De Beers water use increases by almost 6% due to ‘technical issues’ at mines
Diamond company De Beers has announced that it used 42.9 million cubic metres (m3) of water in 2012, a 5.8% increase on 2011.
According to the company, the increase was mainly due to a rise in the volume of material treated and some technical issues related to water recovery at some of its mines.
Released yesterday, the company’s 2012 sustainability report states that contributing to this increase was the “minimal” water recycling at both the company’s Botswana Morupule Coal Mine and at its synthetic diamond supermaterials company Element Six, which have been reported on for the first time.
In addition to the company’s increase in water consumption, it also reported an increase in direct and indirect energy consumption, which amounted to 12.7 million gigajoules (GJ) in 2012, a 9.6% increase on 2011.
The overall increase in energy use is mainly attributed to increased waste stripping, greater haulage distances and an increase in tonnes of ore treated.
As a result, this has intensified total carbon dioxide equivalent emissions, which increased to 1.58 million tonnes in 2012, an 8.9% increase from 2011.
Two-thirds of these emissions come from the electricity the company purchases, with indirect emissions amounting to 0.93 million tonnes in 2012 compared to 0.85 million tonnes in 2011.
Direct emissions from fuel use, mainly diesel, amounted to 0.65 million tonnes compared to 0.60 million tonnes in 2011.
According to the company, De Beers does not set group-wide targets but instead all of its operations have targets for energy and water specific to the type of mining operation, such as marine, alluvial or open pit.

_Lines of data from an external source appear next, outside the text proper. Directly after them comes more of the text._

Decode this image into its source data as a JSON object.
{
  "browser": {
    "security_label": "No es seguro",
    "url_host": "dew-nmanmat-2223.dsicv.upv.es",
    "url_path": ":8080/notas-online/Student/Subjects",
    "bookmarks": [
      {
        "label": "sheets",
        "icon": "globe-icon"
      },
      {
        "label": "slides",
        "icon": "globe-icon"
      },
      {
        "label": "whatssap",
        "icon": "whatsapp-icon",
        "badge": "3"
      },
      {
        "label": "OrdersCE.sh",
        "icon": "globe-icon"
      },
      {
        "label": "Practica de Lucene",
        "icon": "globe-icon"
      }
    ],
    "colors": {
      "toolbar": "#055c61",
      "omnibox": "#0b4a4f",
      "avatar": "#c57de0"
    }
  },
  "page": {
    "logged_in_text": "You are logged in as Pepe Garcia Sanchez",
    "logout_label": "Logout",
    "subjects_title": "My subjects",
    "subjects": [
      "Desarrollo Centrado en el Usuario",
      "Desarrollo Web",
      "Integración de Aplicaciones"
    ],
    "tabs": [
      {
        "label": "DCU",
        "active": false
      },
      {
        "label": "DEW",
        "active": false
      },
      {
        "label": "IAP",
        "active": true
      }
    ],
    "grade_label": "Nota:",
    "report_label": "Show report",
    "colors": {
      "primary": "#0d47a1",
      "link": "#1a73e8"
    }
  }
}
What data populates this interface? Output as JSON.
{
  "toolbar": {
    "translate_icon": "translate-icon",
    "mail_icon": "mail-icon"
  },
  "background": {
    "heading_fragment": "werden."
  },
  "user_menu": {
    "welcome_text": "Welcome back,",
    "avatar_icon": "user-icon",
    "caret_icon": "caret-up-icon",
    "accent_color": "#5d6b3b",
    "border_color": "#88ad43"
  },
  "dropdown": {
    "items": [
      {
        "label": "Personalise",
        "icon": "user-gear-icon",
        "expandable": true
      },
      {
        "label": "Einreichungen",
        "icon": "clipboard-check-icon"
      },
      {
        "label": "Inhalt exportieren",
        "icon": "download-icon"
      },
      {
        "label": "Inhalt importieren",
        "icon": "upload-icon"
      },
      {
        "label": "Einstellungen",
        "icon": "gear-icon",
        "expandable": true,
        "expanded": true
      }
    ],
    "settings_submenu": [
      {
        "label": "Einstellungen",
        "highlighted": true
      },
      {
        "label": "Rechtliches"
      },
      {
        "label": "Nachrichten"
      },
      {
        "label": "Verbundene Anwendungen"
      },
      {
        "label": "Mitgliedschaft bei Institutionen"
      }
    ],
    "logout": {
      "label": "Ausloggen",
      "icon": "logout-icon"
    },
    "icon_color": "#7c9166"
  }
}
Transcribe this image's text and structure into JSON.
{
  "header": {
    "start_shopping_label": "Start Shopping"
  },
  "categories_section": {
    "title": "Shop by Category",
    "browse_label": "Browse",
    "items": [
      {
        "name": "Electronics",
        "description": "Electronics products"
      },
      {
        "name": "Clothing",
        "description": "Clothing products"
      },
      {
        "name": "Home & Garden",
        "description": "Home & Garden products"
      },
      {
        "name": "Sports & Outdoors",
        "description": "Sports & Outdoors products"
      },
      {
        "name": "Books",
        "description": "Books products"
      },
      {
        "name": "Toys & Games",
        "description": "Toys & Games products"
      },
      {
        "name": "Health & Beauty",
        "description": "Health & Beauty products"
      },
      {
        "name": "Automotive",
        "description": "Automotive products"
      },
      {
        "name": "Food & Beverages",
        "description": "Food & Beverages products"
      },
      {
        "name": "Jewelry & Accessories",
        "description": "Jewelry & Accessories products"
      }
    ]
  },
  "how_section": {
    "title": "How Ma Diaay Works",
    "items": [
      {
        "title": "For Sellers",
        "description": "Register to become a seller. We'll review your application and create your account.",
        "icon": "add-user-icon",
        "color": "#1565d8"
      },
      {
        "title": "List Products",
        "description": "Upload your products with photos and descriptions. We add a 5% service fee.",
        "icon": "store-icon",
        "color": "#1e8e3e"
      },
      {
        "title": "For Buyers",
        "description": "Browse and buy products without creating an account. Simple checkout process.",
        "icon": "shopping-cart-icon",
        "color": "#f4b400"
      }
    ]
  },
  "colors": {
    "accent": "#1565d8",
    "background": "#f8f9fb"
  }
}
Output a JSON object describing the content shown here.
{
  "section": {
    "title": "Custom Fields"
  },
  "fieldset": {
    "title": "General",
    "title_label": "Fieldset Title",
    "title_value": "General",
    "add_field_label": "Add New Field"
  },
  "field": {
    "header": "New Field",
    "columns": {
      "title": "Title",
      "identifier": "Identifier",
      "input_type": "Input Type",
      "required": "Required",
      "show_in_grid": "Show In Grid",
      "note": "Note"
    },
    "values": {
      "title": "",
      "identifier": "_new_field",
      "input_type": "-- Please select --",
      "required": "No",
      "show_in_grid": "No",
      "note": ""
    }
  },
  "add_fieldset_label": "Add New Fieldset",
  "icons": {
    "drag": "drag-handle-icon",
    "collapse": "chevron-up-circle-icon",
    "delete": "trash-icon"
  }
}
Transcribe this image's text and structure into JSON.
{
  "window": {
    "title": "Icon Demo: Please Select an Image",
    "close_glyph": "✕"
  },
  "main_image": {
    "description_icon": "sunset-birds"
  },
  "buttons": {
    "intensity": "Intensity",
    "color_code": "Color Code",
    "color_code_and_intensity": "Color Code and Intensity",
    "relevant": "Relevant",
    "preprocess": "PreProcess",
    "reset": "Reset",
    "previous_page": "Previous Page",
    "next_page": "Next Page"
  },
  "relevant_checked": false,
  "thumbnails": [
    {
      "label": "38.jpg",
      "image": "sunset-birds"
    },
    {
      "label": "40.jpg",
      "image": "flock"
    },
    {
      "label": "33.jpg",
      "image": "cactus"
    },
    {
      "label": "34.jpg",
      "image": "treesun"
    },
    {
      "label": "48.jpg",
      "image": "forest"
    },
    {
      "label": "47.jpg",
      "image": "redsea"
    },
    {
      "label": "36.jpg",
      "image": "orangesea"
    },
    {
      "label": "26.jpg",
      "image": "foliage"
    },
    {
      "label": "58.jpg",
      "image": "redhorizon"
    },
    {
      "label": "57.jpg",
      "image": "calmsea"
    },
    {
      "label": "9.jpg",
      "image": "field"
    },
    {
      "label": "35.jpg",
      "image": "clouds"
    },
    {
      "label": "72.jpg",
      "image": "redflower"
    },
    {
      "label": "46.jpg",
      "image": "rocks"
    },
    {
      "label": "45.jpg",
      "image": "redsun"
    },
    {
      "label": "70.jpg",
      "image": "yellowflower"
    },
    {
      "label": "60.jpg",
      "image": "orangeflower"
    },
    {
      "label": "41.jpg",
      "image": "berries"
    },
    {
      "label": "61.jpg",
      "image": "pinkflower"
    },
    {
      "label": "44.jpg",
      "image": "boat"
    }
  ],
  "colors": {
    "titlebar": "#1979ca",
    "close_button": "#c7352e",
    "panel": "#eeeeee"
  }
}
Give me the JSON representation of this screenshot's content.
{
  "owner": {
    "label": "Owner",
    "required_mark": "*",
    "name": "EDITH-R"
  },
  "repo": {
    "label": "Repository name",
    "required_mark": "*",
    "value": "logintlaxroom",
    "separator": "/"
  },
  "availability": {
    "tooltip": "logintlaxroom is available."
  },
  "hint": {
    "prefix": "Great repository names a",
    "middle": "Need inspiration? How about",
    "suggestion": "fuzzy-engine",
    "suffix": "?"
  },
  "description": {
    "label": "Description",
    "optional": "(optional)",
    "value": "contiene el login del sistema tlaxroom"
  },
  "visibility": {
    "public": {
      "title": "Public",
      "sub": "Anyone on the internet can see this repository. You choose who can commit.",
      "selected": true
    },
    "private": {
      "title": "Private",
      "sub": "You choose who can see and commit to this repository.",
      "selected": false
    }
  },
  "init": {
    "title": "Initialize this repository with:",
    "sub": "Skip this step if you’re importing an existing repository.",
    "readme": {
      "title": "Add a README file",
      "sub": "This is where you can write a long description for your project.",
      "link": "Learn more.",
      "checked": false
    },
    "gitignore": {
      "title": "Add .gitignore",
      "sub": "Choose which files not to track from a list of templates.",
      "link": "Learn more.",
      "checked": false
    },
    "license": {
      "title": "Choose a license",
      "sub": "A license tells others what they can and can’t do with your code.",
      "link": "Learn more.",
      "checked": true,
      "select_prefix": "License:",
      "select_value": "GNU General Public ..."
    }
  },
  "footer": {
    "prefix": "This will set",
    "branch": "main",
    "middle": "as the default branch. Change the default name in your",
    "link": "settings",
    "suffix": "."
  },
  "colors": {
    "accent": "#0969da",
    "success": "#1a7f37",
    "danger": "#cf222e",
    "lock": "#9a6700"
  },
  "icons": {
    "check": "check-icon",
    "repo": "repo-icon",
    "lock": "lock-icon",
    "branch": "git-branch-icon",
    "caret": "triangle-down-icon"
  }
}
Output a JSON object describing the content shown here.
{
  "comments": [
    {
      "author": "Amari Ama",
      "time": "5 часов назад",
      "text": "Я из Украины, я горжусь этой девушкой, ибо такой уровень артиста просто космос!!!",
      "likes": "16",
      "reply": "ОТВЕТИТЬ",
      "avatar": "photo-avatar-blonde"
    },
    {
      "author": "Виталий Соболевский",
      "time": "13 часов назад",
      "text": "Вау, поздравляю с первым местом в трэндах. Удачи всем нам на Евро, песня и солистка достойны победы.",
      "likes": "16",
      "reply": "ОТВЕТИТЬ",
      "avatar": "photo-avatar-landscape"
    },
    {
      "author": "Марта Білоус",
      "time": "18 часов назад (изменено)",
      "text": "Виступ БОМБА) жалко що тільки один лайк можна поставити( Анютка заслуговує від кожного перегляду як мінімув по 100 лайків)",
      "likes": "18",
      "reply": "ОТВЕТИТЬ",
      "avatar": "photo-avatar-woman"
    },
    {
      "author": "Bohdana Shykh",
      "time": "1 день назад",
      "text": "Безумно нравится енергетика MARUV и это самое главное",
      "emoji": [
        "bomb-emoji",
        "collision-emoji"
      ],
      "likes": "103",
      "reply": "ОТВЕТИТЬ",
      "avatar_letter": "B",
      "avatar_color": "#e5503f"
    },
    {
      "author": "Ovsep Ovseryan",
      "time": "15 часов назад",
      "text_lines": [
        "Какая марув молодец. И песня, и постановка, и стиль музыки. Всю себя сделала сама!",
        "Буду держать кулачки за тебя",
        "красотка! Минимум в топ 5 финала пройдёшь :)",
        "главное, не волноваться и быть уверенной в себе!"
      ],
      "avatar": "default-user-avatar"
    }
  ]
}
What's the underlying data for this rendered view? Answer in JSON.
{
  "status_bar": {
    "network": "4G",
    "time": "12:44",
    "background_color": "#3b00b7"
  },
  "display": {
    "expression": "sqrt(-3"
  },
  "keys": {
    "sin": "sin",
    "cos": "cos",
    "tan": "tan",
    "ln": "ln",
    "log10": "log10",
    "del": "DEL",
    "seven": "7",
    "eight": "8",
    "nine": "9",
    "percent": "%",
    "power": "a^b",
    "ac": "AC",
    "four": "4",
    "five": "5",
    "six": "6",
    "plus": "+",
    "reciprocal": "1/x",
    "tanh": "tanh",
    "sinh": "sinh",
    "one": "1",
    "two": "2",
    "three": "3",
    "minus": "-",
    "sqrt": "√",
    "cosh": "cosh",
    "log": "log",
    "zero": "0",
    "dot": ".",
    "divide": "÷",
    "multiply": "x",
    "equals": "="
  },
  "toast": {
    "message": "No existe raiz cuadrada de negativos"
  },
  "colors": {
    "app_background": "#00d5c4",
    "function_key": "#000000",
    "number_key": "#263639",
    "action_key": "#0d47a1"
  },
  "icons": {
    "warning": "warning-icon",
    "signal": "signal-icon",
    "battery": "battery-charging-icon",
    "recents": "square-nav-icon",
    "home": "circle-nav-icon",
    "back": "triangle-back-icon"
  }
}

Last week, analysis from the Carbon Disclosure Project, Metals & Mining: a sector under water pressure revealed that for the majority of metals and mining firms, there are very real concerns that water shortages could strike at the heart of their production systems.
The paper distilled findings from 36 companies, including De Beers parent company Anglo American, that were happy to disclose water data.
Out of the 36 firms, all bar one identified substantive water-related risks that could reduce profits going forward.